  34. ^ Roth, BL; Driscol, J. "PDSP Ki Database". Psychoactive Drug Screening Program (PDSP). University of North Carolina at Chapel Hill and the United States National Institute of Mental Health. Retrieved 14 August 2017.
  35. ^ a b c d e f g h i j k l m n o p q r s t Krystal AD, Richelson E, Roth T (2013). "Review of the histamine system and the clinical effects of H1 antagonists: basis for a new model for understanding the effects of insomnia medications". Sleep Med Rev. 17 (4): 263–72. doi:10.1016/j.smrv.2012.08.001. PMID 23357028.
  36. ^ a b c d Vande Griend JP, Anderson SL (2012). "Histamine-1 receptor antagonism for treatment of insomnia". J Am Pharm Assoc (2003). 52 (6): e210–9. doi:10.1331/JAPhA.2012.12051. PMID 23229983.
  37. ^ Krystal AD (August 2009). "A compendium of placebo-controlled trials of the risks/benefits of pharmacological treatments for insomnia: the empirical basis for U.S. clinical practice". Sleep Med Rev. 13 (4): 265–74. doi:10.1016/j.smrv.2008.08.001. PMID 19153052.
  38. ^ Holder, C. L.; Korfmacher, W. A.; Slikker Jr, W.; Thompson Jr, H. C.; Gosnell, A. B. (1985). "Mass spectral characterization of doxylamine and its rhesus monkey urinary metabolites". Biomedical Mass Spectrometry. 12 (4): 151–158. doi:10.1002/bms.1200120403. PMID 2861861. S2CID 6020605.
  39. ^ Kalpaklioglu F, Baccioglu A (2012). "Efficacy and safety of H1-antihistamines: an update". Anti-Inflamm Antiallergy Agents Med Chem. 11 (3): 230–7. doi:10.2174/1871523011202030230. PMID 23173575.
  40. ^ a b Atta-ur-Rahman, ed. (11 July 2018). Frontiers in Clinical Drug Research - Anti-Allergy Agents, Volume 3. Bentham Science Publishers. pp. 30–. ISBN 978-1-68108-337-7. OCLC 1048922805.

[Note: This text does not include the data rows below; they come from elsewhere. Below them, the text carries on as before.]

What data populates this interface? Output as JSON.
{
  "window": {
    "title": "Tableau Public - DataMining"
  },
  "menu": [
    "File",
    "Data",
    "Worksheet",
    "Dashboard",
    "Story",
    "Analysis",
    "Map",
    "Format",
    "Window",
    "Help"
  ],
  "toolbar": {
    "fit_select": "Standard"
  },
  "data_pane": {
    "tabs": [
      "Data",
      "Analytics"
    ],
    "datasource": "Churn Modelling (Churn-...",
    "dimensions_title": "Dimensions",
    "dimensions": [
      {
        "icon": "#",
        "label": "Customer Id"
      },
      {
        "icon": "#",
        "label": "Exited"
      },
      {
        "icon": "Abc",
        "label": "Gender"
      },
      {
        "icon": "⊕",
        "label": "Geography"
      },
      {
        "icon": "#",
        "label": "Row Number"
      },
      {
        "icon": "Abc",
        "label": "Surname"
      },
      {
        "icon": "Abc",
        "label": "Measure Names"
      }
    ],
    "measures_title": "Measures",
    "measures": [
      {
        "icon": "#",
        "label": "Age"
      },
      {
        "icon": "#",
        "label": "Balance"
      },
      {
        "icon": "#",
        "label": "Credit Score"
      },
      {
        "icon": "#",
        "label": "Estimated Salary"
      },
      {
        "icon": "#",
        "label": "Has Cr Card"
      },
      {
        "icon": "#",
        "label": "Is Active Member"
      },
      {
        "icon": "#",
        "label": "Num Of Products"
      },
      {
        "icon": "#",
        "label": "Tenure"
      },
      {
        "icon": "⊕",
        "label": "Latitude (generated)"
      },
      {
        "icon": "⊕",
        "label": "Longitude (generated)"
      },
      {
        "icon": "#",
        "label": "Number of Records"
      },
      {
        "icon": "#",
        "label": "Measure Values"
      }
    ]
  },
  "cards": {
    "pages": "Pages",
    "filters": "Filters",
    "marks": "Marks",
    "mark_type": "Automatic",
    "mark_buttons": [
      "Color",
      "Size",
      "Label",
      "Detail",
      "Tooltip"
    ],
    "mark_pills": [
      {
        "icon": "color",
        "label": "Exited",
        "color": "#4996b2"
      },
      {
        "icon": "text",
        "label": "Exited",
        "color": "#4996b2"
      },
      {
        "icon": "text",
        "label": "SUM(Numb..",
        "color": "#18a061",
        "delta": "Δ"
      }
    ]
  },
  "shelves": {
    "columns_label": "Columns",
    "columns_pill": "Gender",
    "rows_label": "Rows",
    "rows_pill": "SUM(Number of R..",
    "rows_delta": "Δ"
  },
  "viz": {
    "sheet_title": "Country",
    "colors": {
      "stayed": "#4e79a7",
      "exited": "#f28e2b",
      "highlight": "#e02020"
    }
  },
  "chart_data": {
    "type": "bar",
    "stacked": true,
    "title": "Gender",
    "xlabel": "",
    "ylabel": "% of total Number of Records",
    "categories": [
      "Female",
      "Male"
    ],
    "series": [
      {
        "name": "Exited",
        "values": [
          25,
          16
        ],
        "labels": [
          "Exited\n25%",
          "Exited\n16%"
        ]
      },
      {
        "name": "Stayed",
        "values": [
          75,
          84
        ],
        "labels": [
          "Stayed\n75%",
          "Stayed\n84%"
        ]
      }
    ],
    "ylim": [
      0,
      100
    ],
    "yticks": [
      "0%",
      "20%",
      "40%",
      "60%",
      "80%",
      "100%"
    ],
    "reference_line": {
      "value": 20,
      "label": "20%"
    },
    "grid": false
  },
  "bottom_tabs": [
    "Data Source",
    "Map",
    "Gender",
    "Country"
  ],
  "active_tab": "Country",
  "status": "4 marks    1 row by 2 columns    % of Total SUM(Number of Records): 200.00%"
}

  41. ^ Sperber, Nathan.; Papa, Domenick.; Schwenk, Erwin.; Sherlock, Margaret. (1949). "Pyridyl-Substituted Alkamine Ethers as Antihistaminic Agents". Journal of the American Chemical Society. 71 (3): 887–890. doi:10.1021/ja01171a034. PMID 18113525.
  42. ^ a b c Gerald G. Briggs; Roger K. Freeman; Sumner J. Yaffe (28 March 2012). Drugs in Pregnancy and Lactation: A Reference Guide to Fetal and Neonatal Risk (9 ed.). Lippincott Williams & Wilkins. pp. 453–. ISBN 978-1-4511-5359-0. OCLC 1232803849.
  43. ^ Slaughter, Shelley R.; Hearns-Stokes, Rhonda; van der Vlugt, Theresa; Joffe, Hylton V. (2014). "FDA Approval of Doxylamine–Pyridoxine Therapy for Use in Pregnancy". New England Journal of Medicine. 370 (12): 1081–1083. doi:10.1056/NEJMp1316042. PMID 24645939.